## Provided data
+++++

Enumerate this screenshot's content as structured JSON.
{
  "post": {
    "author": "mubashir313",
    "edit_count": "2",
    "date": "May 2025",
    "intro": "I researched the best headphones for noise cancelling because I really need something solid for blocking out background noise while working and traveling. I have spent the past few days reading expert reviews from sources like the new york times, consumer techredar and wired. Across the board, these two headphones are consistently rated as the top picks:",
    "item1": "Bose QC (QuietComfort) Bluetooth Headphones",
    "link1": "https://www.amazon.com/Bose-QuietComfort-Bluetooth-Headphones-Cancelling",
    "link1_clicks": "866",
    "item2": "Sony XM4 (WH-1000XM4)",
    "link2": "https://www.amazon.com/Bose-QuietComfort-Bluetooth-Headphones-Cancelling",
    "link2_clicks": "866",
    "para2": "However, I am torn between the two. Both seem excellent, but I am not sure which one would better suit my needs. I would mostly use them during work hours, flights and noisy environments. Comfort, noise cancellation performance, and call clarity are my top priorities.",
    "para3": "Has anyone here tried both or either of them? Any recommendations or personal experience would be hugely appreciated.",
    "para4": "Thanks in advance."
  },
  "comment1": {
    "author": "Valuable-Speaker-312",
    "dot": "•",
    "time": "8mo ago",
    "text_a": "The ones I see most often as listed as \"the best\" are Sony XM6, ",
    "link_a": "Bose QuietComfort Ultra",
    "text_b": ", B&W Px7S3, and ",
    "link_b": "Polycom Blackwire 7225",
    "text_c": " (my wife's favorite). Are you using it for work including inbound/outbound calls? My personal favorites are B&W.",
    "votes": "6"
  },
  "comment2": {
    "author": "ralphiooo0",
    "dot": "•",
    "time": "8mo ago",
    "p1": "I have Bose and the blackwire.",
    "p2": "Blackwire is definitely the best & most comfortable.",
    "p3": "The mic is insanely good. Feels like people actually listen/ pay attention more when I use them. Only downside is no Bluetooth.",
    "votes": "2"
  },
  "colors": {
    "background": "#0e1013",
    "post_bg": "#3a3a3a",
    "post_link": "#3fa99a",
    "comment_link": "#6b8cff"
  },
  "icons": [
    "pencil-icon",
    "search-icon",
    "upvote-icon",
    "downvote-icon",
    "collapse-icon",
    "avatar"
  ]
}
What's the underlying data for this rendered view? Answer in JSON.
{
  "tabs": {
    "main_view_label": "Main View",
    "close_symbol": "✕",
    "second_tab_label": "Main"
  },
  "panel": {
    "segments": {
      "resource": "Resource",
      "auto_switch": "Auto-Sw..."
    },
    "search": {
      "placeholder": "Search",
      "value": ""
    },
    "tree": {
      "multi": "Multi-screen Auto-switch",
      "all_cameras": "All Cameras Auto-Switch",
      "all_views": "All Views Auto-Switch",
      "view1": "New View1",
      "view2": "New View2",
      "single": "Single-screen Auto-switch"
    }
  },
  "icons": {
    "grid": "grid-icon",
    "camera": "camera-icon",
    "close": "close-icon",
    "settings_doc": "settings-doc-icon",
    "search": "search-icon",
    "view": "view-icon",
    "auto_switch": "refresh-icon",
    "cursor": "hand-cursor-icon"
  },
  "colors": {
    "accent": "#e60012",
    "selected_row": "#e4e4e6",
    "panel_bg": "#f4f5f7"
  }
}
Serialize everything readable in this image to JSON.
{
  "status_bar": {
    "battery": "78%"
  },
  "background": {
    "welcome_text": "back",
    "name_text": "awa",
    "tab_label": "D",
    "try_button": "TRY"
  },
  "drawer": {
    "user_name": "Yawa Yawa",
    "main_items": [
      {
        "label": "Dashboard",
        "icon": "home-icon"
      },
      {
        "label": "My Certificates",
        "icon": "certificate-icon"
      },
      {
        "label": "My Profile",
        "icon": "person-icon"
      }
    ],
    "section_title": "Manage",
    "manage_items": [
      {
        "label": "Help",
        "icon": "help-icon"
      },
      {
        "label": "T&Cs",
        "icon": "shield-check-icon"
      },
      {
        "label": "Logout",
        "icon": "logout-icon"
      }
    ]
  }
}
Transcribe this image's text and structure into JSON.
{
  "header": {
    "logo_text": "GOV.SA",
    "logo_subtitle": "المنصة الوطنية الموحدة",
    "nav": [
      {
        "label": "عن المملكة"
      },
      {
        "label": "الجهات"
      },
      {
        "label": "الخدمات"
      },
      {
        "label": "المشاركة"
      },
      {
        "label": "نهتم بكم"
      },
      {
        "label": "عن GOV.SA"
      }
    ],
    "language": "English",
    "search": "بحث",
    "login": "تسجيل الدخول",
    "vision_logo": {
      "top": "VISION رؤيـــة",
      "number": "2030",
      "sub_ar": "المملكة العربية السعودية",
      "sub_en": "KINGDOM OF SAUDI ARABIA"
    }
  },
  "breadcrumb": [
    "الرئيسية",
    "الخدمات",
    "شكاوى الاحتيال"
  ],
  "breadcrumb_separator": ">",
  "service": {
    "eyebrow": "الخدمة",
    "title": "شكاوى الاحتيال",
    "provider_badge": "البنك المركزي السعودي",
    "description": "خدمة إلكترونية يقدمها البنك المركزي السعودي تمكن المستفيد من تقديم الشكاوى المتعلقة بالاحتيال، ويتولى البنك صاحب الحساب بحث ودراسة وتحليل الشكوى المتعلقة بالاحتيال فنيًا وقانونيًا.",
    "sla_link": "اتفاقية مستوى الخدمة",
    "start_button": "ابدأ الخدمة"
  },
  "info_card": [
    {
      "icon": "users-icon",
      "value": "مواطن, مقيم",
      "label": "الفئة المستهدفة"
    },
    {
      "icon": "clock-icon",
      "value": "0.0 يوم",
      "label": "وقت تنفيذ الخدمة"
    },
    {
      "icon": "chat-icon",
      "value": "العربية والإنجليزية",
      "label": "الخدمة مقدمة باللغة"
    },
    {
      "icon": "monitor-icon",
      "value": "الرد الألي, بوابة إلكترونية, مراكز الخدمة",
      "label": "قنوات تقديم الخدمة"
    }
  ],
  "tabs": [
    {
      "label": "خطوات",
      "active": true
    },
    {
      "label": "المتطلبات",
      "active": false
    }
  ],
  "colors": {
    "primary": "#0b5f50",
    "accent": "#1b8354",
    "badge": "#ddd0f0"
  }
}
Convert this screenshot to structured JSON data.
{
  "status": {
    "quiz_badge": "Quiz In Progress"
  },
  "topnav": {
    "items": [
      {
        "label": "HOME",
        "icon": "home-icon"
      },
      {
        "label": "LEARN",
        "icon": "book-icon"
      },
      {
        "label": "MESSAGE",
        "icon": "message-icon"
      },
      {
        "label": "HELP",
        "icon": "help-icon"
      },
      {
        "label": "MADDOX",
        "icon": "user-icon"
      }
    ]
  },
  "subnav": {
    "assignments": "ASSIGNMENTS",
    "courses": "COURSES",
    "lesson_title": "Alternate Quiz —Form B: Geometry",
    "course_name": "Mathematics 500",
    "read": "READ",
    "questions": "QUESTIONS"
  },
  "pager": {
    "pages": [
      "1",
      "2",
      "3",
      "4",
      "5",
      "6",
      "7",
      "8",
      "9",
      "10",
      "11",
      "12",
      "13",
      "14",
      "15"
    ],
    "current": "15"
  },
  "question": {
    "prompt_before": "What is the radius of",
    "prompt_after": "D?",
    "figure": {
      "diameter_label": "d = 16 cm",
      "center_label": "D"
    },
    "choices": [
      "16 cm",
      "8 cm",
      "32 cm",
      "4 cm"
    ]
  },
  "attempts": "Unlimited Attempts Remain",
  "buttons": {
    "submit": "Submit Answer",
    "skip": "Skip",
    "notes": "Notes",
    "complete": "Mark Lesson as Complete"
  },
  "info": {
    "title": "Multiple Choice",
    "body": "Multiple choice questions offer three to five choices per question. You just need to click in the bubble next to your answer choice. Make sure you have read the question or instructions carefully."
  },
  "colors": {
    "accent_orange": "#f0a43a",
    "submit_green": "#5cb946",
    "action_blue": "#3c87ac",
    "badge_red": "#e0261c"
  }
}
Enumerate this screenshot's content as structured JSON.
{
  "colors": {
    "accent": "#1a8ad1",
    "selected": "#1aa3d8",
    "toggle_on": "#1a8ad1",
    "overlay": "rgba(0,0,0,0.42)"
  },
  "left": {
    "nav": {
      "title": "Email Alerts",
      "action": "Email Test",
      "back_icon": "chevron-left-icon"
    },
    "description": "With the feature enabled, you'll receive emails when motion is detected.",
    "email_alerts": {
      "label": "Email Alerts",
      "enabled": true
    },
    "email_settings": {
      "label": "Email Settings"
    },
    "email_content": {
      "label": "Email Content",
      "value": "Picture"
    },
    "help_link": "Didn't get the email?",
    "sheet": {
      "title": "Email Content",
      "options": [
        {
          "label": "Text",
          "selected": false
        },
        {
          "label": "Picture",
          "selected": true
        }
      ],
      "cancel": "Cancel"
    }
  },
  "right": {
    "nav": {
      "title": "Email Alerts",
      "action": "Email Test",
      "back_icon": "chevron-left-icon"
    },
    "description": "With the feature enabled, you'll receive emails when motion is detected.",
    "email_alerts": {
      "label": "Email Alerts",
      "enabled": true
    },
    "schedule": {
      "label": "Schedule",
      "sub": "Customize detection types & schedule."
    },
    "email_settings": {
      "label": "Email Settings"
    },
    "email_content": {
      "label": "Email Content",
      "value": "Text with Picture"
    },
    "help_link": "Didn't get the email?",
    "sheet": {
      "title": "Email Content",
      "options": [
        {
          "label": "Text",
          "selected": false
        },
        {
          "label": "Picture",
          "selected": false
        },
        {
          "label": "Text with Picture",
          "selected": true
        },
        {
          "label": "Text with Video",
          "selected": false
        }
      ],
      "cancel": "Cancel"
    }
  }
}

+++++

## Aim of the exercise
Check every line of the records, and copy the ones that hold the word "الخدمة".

## Solution for this task
    "eyebrow": "الخدمة",
    "sla_link": "اتفاقية مستوى الخدمة",
    "start_button": "ابدأ الخدمة"
      "label": "وقت تنفيذ الخدمة"
      "label": "الخدمة مقدمة باللغة"
      "value": "الرد الألي, بوابة إلكترونية, مراكز الخدمة",
      "label": "قنوات تقديم الخدمة"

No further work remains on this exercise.